International maritime experts Svitzer met with the Maritime Coastguard Agency, ship owners Hoegh and the Environment Agency to discuss the future of the 51,000 tonne vessel which is floating in the Solent.

Now, the 3,000 tonnes of water which entered the hull of the ship through a hole will be pumped back into the sea.

But councillor Sean Woodward, leader of Fareham Borough Council, said he remains concerned about the impact it could have on the environment if oil leaks into the sea.

The water has mixed with oil in the ship although it’s believed to have floated to the top which means there is a low risk of spillage as the water will be released from the bottom.
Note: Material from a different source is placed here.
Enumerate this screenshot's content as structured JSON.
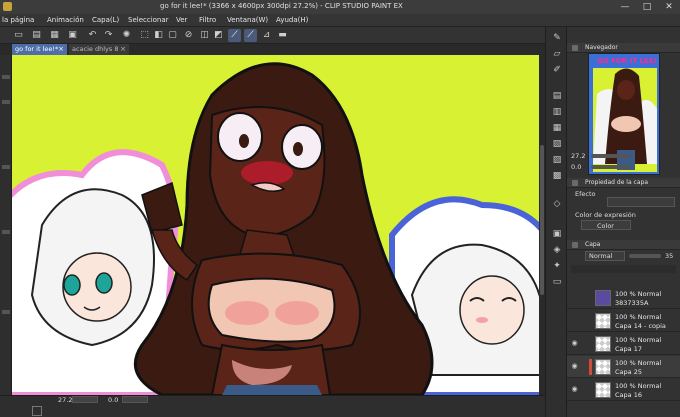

Cllr Woodward said: ‘They have sampled the water. It does have oil in it.

‘They will take it out from the bottom and hope that it will leave the oil floating at the top.

‘I remain worried about the risk of oil pollution. I am concerned because 3,000 tonnes of water is being taken out of that ship.’

Once the water has been pumped out, salvors will start to get the ship upright, before towing it into Southampton.

It is believed that this process could take between five and seven days.

The vessel is currently stable at the anchorage. Three tugs kept it in place overnight despite some high winds in the early hours.

The 51,000-tonne car carrier, which was stranded on the Bramble Bank sandbank, was moved and anchored two miles south-west of Lee-on-the-Solent last night after it came free and began drifting yesterday afternoon.

The Maritime and Coastguard Agency started towing the vessel to a new location at around 4.30pm and a temporary exclusion zone of 300 metres was put around the vessel.

The ship was grounded deliberately after it ran into trouble while sailing from Southampton with its cargo of 1,400 luxury and standard cars as well as 80 pieces of construction equipment.

​Before the vessel can be moved back to the Port of Southampton salvage work needs to be completed which will take between five and seven days.

Salvage teams are on board the vessel today but weather conditions are likely to impact on the operation..

Forecasts predict worsening weather at 3am tomorrowy, which will calm down during the morning before picking up again at 3pm and reaching very high winds Saturday morning.